**Task prompt:**
The answer must be every line of the data that holds the word "Grafické".

**Given records:**
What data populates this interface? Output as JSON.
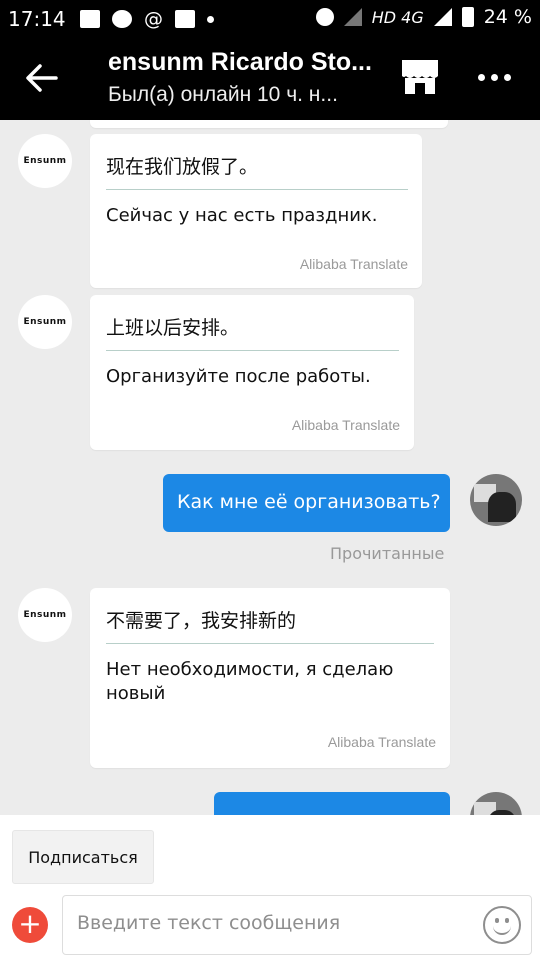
{
  "status_bar": {
    "time": "17:14",
    "network": "HD 4G",
    "battery": "24 %"
  },
  "header": {
    "title": "ensunm Ricardo Sto...",
    "subtitle": "Был(а) онлайн 10 ч. н..."
  },
  "avatar": {
    "logo_text": "Ensunm"
  },
  "messages": [
    {
      "original": "现在我们放假了。",
      "translation": "Сейчас у нас есть праздник.",
      "tag": "Alibaba Translate"
    },
    {
      "original": "上班以后安排。",
      "translation": "Организуйте после работы.",
      "tag": "Alibaba Translate"
    },
    {
      "outgoing": "Как мне её организовать?",
      "status": "Прочитанные"
    },
    {
      "original": "不需要了，我安排新的",
      "translation": "Нет необходимости, я сделаю новый",
      "tag": "Alibaba Translate"
    }
  ],
  "bottom": {
    "subscribe_label": "Подписаться",
    "input_placeholder": "Введите текст сообщения"
  }
}
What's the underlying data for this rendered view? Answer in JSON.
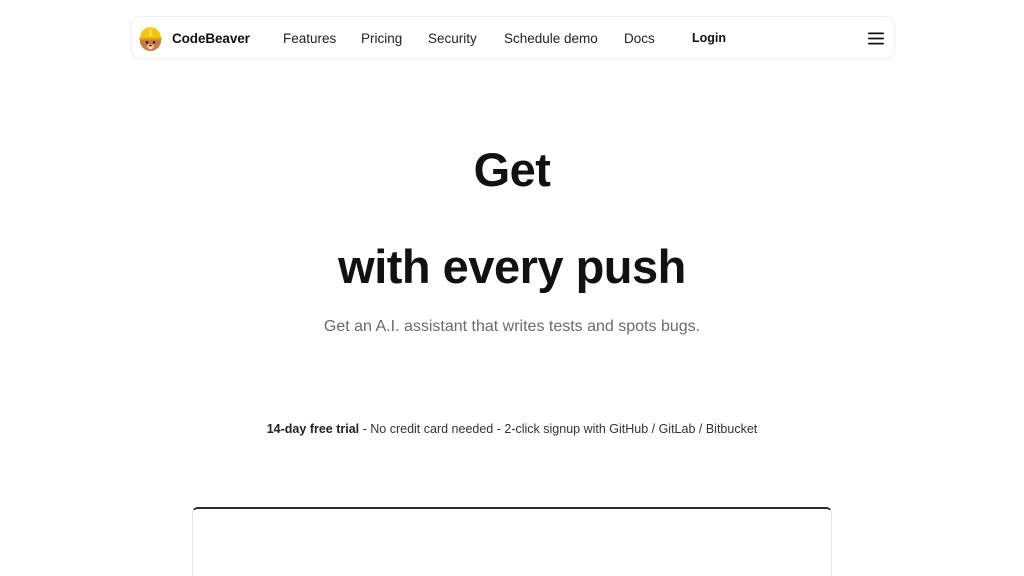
{
  "brand": {
    "name": "CodeBeaver",
    "logo_icon": "beaver-logo-icon"
  },
  "nav": {
    "links": [
      {
        "label": "Features"
      },
      {
        "label": "Pricing"
      },
      {
        "label": "Security"
      },
      {
        "label": "Schedule demo"
      },
      {
        "label": "Docs"
      }
    ],
    "login_label": "Login",
    "menu_icon": "hamburger-menu-icon"
  },
  "hero": {
    "line1": "Get",
    "line2": "with every push",
    "subtitle": "Get an A.I. assistant that writes tests and spots bugs."
  },
  "trial": {
    "strong": "14-day free trial",
    "rest": " - No credit card needed - 2-click signup with GitHub / GitLab / Bitbucket"
  },
  "colors": {
    "text_primary": "#111111",
    "text_muted": "#6b6b6b",
    "logo_helmet": "#f5c518",
    "logo_face": "#c77a4a"
  }
}
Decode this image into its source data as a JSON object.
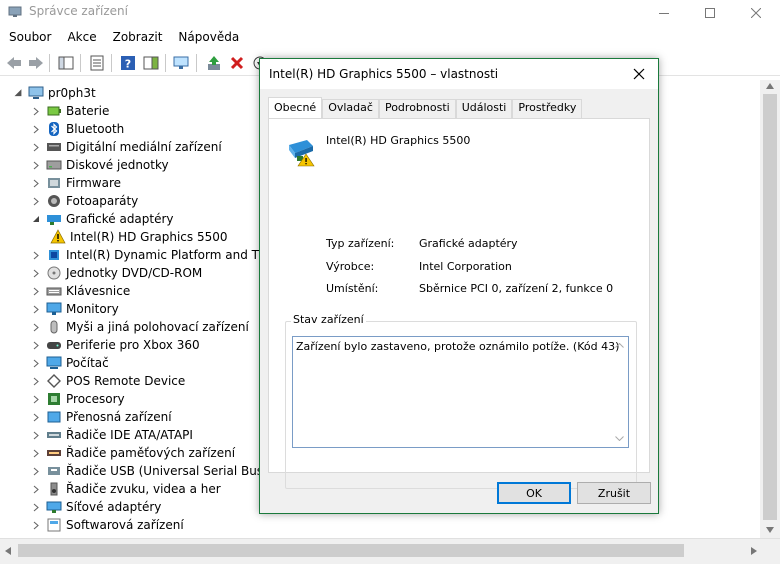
{
  "window": {
    "title": "Správce zařízení"
  },
  "menu": [
    "Soubor",
    "Akce",
    "Zobrazit",
    "Nápověda"
  ],
  "tree": {
    "root": "pr0ph3t",
    "items": [
      {
        "label": "Baterie",
        "icon": "battery-icon",
        "expanded": false
      },
      {
        "label": "Bluetooth",
        "icon": "bluetooth-icon",
        "expanded": false
      },
      {
        "label": "Digitální mediální zařízení",
        "icon": "media-device-icon",
        "expanded": false
      },
      {
        "label": "Diskové jednotky",
        "icon": "disk-drive-icon",
        "expanded": false
      },
      {
        "label": "Firmware",
        "icon": "firmware-icon",
        "expanded": false
      },
      {
        "label": "Fotoaparáty",
        "icon": "camera-icon",
        "expanded": false
      },
      {
        "label": "Grafické adaptéry",
        "icon": "display-adapter-icon",
        "expanded": true
      },
      {
        "label": "Intel(R) HD Graphics 5500",
        "icon": "warning-icon",
        "child": true
      },
      {
        "label": "Intel(R) Dynamic Platform and Thermal Framework",
        "icon": "chip-icon",
        "expanded": false
      },
      {
        "label": "Jednotky DVD/CD-ROM",
        "icon": "dvd-icon",
        "expanded": false
      },
      {
        "label": "Klávesnice",
        "icon": "keyboard-icon",
        "expanded": false
      },
      {
        "label": "Monitory",
        "icon": "monitor-icon",
        "expanded": false
      },
      {
        "label": "Myši a jiná polohovací zařízení",
        "icon": "mouse-icon",
        "expanded": false
      },
      {
        "label": "Periferie pro Xbox 360",
        "icon": "gamepad-icon",
        "expanded": false
      },
      {
        "label": "Počítač",
        "icon": "computer-icon",
        "expanded": false
      },
      {
        "label": "POS Remote Device",
        "icon": "pos-icon",
        "expanded": false
      },
      {
        "label": "Procesory",
        "icon": "processor-icon",
        "expanded": false
      },
      {
        "label": "Přenosná zařízení",
        "icon": "portable-device-icon",
        "expanded": false
      },
      {
        "label": "Řadiče IDE ATA/ATAPI",
        "icon": "ide-controller-icon",
        "expanded": false
      },
      {
        "label": "Řadiče paměťových zařízení",
        "icon": "storage-controller-icon",
        "expanded": false
      },
      {
        "label": "Řadiče USB (Universal Serial Bus)",
        "icon": "usb-icon",
        "expanded": false
      },
      {
        "label": "Řadiče zvuku, videa a her",
        "icon": "sound-icon",
        "expanded": false
      },
      {
        "label": "Síťové adaptéry",
        "icon": "network-icon",
        "expanded": false
      },
      {
        "label": "Softwarová zařízení",
        "icon": "software-device-icon",
        "expanded": false
      }
    ]
  },
  "dialog": {
    "title": "Intel(R) HD Graphics 5500 – vlastnosti",
    "tabs": [
      "Obecné",
      "Ovladač",
      "Podrobnosti",
      "Události",
      "Prostředky"
    ],
    "device_name": "Intel(R) HD Graphics 5500",
    "properties": [
      {
        "label": "Typ zařízení:",
        "value": "Grafické adaptéry"
      },
      {
        "label": "Výrobce:",
        "value": "Intel Corporation"
      },
      {
        "label": "Umístění:",
        "value": "Sběrnice PCI 0, zařízení 2, funkce 0"
      }
    ],
    "status_label": "Stav zařízení",
    "status_text": "Zařízení bylo zastaveno, protože oznámilo potíže. (Kód 43)",
    "ok_label": "OK",
    "cancel_label": "Zrušit"
  },
  "colors": {
    "accent": "#0078d7",
    "dialog_border": "#1a7a3c",
    "warning": "#f5c400"
  }
}
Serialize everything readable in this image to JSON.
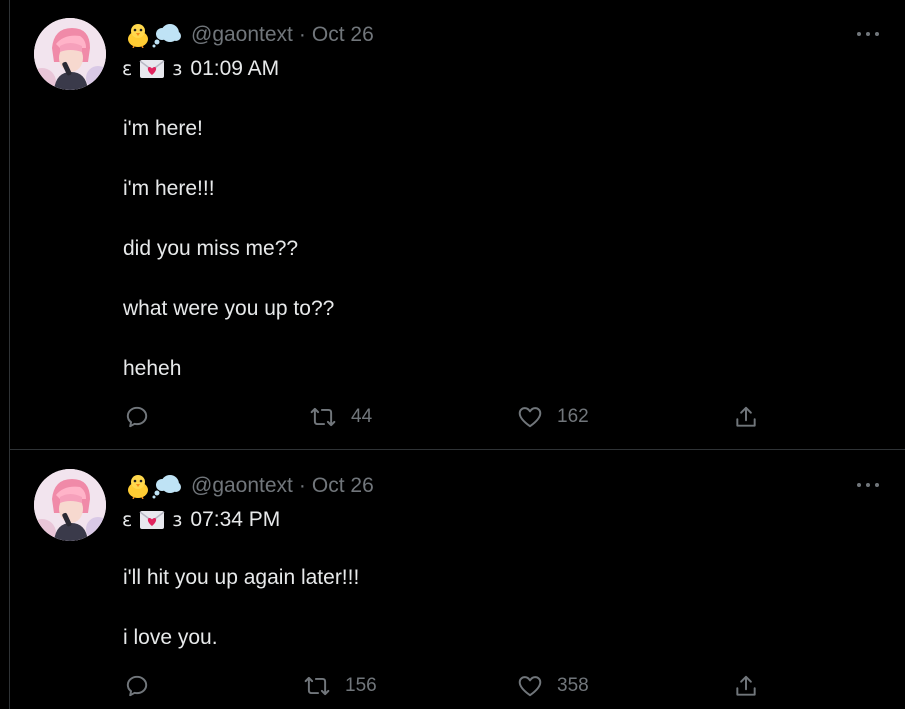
{
  "tweets": [
    {
      "display_emoji": [
        "chick-emoji",
        "thought-bubble-emoji"
      ],
      "handle": "@gaontext",
      "separator": "·",
      "date": "Oct 26",
      "name_left": "ɛ",
      "name_right": "ɜ",
      "time": "01:09 AM",
      "lines": [
        "i'm here!",
        "i'm here!!!",
        "did you miss me??",
        "what were you up to??",
        "heheh"
      ],
      "reply_count": "",
      "retweet_count": "44",
      "like_count": "162"
    },
    {
      "display_emoji": [
        "chick-emoji",
        "thought-bubble-emoji"
      ],
      "handle": "@gaontext",
      "separator": "·",
      "date": "Oct 26",
      "name_left": "ɛ",
      "name_right": "ɜ",
      "time": "07:34 PM",
      "lines": [
        "i'll hit you up again later!!!",
        "i love you."
      ],
      "reply_count": "",
      "retweet_count": "156",
      "like_count": "358"
    }
  ],
  "colors": {
    "background": "#000000",
    "text": "#e7e9ea",
    "secondary": "#71767b",
    "divider": "#2f3336"
  }
}
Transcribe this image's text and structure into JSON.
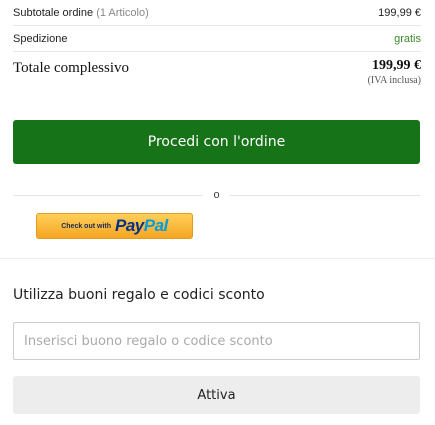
{
  "summary": {
    "subtotal_label": "Subtotale ordine",
    "subtotal_count": "(1 Articolo)",
    "subtotal_value": "199,99 €",
    "shipping_label": "Spedizione",
    "shipping_value": "gratis",
    "total_label": "Totale complessivo",
    "total_value": "199,99 €",
    "total_vat_note": "(IVA inclusa)"
  },
  "checkout": {
    "order_button_label": "Procedi con l'ordine",
    "or_text": "o",
    "paypal_prefix": "Check out with",
    "paypal_logo_pay": "Pay",
    "paypal_logo_pal": "Pal"
  },
  "gift": {
    "heading": "Utilizza buoni regalo e codici sconto",
    "input_placeholder": "Inserisci buono regalo o codice sconto",
    "input_value": "",
    "activate_label": "Attiva"
  },
  "colors": {
    "primary_green": "#177318",
    "free_green": "#3a8a2a",
    "paypal_gold": "#f5a623"
  }
}
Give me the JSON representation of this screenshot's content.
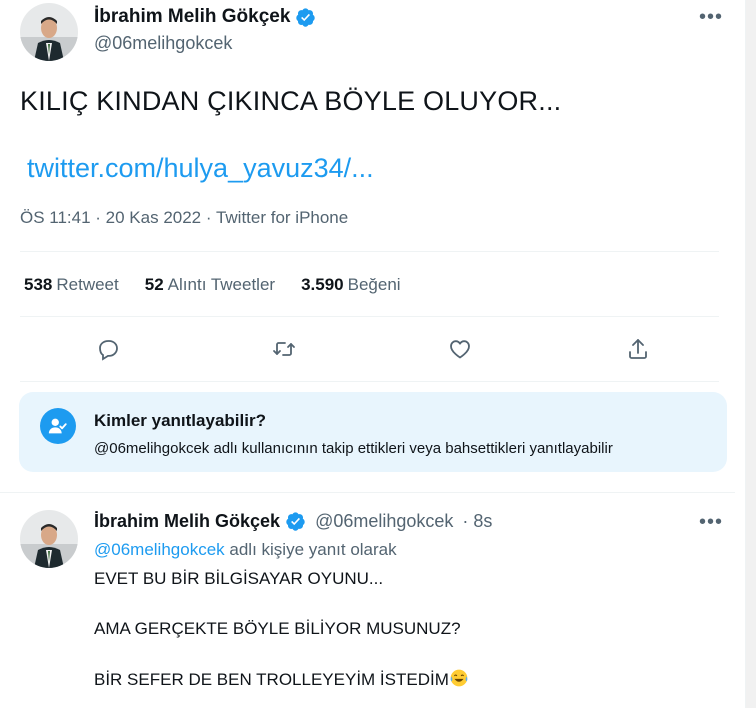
{
  "main_tweet": {
    "author_name": "İbrahim Melih Gökçek",
    "author_handle": "@06melihgokcek",
    "text": "KILIÇ KINDAN ÇIKINCA BÖYLE OLUYOR...",
    "link": "twitter.com/hulya_yavuz34/...",
    "meta": "ÖS 11:41 · 20 Kas 2022 · Twitter for iPhone",
    "more": "•••",
    "stats": [
      {
        "count": "538",
        "label": "Retweet"
      },
      {
        "count": "52",
        "label": "Alıntı Tweetler"
      },
      {
        "count": "3.590",
        "label": "Beğeni"
      }
    ]
  },
  "who_can_reply": {
    "title": "Kimler yanıtlayabilir?",
    "description": "@06melihgokcek adlı kullanıcının takip ettikleri veya bahsettikleri yanıtlayabilir"
  },
  "reply_tweet": {
    "author_name": "İbrahim Melih Gökçek",
    "author_handle": "@06melihgokcek",
    "time": "· 8s",
    "replying_mention": "@06melihgokcek",
    "replying_suffix": " adlı kişiye yanıt olarak",
    "more": "•••",
    "lines": [
      "EVET BU BİR BİLGİSAYAR OYUNU...",
      "AMA GERÇEKTE BÖYLE BİLİYOR MUSUNUZ?",
      "BİR SEFER DE BEN TROLLEYEYİM İSTEDİM"
    ]
  },
  "colors": {
    "accent": "#1d9bf0",
    "secondary_text": "#536471",
    "reply_box_bg": "#e8f5fd"
  },
  "icons": [
    "verified-badge-icon",
    "reply-icon",
    "retweet-icon",
    "like-icon",
    "share-icon",
    "people-check-icon",
    "tears-of-joy-emoji"
  ]
}
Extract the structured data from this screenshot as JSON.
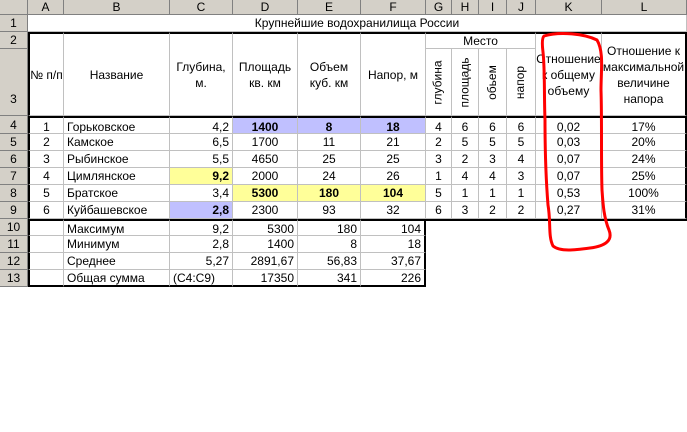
{
  "columns": [
    "A",
    "B",
    "C",
    "D",
    "E",
    "F",
    "G",
    "H",
    "I",
    "J",
    "K",
    "L"
  ],
  "rows": [
    "1",
    "2",
    "3",
    "4",
    "5",
    "6",
    "7",
    "8",
    "9",
    "10",
    "11",
    "12",
    "13"
  ],
  "title": "Крупнейшие водохранилища России",
  "headers": {
    "num": "№ п/п",
    "name": "Название",
    "depth": "Глубина, м.",
    "area": "Площадь кв. км",
    "volume": "Объем куб. км",
    "head": "Напор, м",
    "place": "Место",
    "place_depth": "глубина",
    "place_area": "площадь",
    "place_volume": "обьем",
    "place_head": "напор",
    "ratio_volume": "Отношение к общему объему",
    "ratio_head": "Отношение к максимальной величине напора"
  },
  "data": [
    {
      "n": "1",
      "name": "Горьковское",
      "depth": "4,2",
      "area": "1400",
      "volume": "8",
      "head": "18",
      "p1": "4",
      "p2": "6",
      "p3": "6",
      "p4": "6",
      "rv": "0,02",
      "rh": "17%"
    },
    {
      "n": "2",
      "name": "Камское",
      "depth": "6,5",
      "area": "1700",
      "volume": "11",
      "head": "21",
      "p1": "2",
      "p2": "5",
      "p3": "5",
      "p4": "5",
      "rv": "0,03",
      "rh": "20%"
    },
    {
      "n": "3",
      "name": "Рыбинское",
      "depth": "5,5",
      "area": "4650",
      "volume": "25",
      "head": "25",
      "p1": "3",
      "p2": "2",
      "p3": "3",
      "p4": "4",
      "rv": "0,07",
      "rh": "24%"
    },
    {
      "n": "4",
      "name": "Цимлянское",
      "depth": "9,2",
      "area": "2000",
      "volume": "24",
      "head": "26",
      "p1": "1",
      "p2": "4",
      "p3": "4",
      "p4": "3",
      "rv": "0,07",
      "rh": "25%"
    },
    {
      "n": "5",
      "name": "Братское",
      "depth": "3,4",
      "area": "5300",
      "volume": "180",
      "head": "104",
      "p1": "5",
      "p2": "1",
      "p3": "1",
      "p4": "1",
      "rv": "0,53",
      "rh": "100%"
    },
    {
      "n": "6",
      "name": "Куйбашевское",
      "depth": "2,8",
      "area": "2300",
      "volume": "93",
      "head": "32",
      "p1": "6",
      "p2": "3",
      "p3": "2",
      "p4": "2",
      "rv": "0,27",
      "rh": "31%"
    }
  ],
  "stats": [
    {
      "label": "Максимум",
      "depth": "9,2",
      "area": "5300",
      "volume": "180",
      "head": "104"
    },
    {
      "label": "Минимум",
      "depth": "2,8",
      "area": "1400",
      "volume": "8",
      "head": "18"
    },
    {
      "label": "Среднее",
      "depth": "5,27",
      "area": "2891,67",
      "volume": "56,83",
      "head": "37,67"
    },
    {
      "label": "Общая сумма",
      "depth": "(C4:C9)",
      "area": "17350",
      "volume": "341",
      "head": "226"
    }
  ],
  "colors": {
    "highlight_blue": "#c0c0ff",
    "highlight_yellow": "#ffff99",
    "annotation_red": "#ff0000",
    "header_gray": "#d4d0c8"
  }
}
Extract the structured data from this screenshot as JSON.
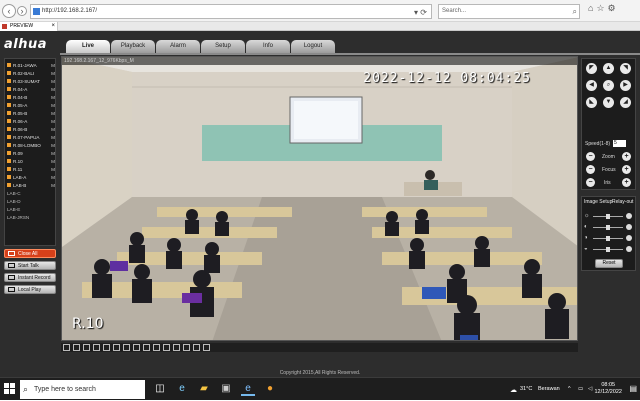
{
  "browser": {
    "url": "http://192.168.2.167/",
    "search_placeholder": "Search...",
    "tab_title": "PREVIEW"
  },
  "app": {
    "logo": "alhua",
    "menu": [
      {
        "label": "Live"
      },
      {
        "label": "Playback"
      },
      {
        "label": "Alarm"
      },
      {
        "label": "Setup"
      },
      {
        "label": "Info"
      },
      {
        "label": "Logout"
      }
    ],
    "channels": [
      {
        "name": "R.01-JAWA",
        "mode": "M"
      },
      {
        "name": "R.02-BALI",
        "mode": "M"
      },
      {
        "name": "R.03-SUMAT",
        "mode": "M"
      },
      {
        "name": "R.04-A",
        "mode": "M"
      },
      {
        "name": "R.04-B",
        "mode": "M"
      },
      {
        "name": "R.05-A",
        "mode": "M"
      },
      {
        "name": "R.05-B",
        "mode": "M"
      },
      {
        "name": "R.06-A",
        "mode": "M"
      },
      {
        "name": "R.06-B",
        "mode": "M"
      },
      {
        "name": "R.07-PAPUA",
        "mode": "M"
      },
      {
        "name": "R.08-LOMBO",
        "mode": "M"
      },
      {
        "name": "R.09",
        "mode": "M"
      },
      {
        "name": "R.10",
        "mode": "M"
      },
      {
        "name": "R.11",
        "mode": "M"
      },
      {
        "name": "LAB-A",
        "mode": "M"
      },
      {
        "name": "LAB-B",
        "mode": "M"
      },
      {
        "name": "LAB-C",
        "mode": ""
      },
      {
        "name": "LAB-D",
        "mode": ""
      },
      {
        "name": "LAB-E",
        "mode": ""
      },
      {
        "name": "LAB-JRSN",
        "mode": ""
      }
    ],
    "controls": {
      "close_all": "Close All",
      "start_talk": "Start Talk",
      "instant_record": "Instant Record",
      "local_play": "Local Play"
    },
    "video": {
      "info": "192.168.2.167_12_976Kbps_M",
      "timestamp": "2022-12-12 08:04:25",
      "camera_label": "R.10"
    },
    "ptz": {
      "speed_label": "Speed(1-8)",
      "speed_value": "5",
      "zoom_label": "Zoom",
      "focus_label": "Focus",
      "iris_label": "Iris"
    },
    "image_setup": {
      "tab_setup": "Image Setup",
      "tab_relay": "Relay-out",
      "reset_label": "Reset",
      "sliders": [
        {
          "icon": "brightness-icon",
          "level": 0.5
        },
        {
          "icon": "contrast-icon",
          "level": 0.5
        },
        {
          "icon": "hue-icon",
          "level": 0.5
        },
        {
          "icon": "saturation-icon",
          "level": 0.5
        }
      ]
    },
    "copyright": "Copyright 2015,All Rights Reserved."
  },
  "taskbar": {
    "search_placeholder": "Type here to search",
    "weather_temp": "31°C",
    "weather_text": "Berawan",
    "time": "08:05",
    "date": "12/12/2022"
  }
}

**Task result:**
        "label": "Grafické adaptéry",
        "value": "Grafické adaptéry"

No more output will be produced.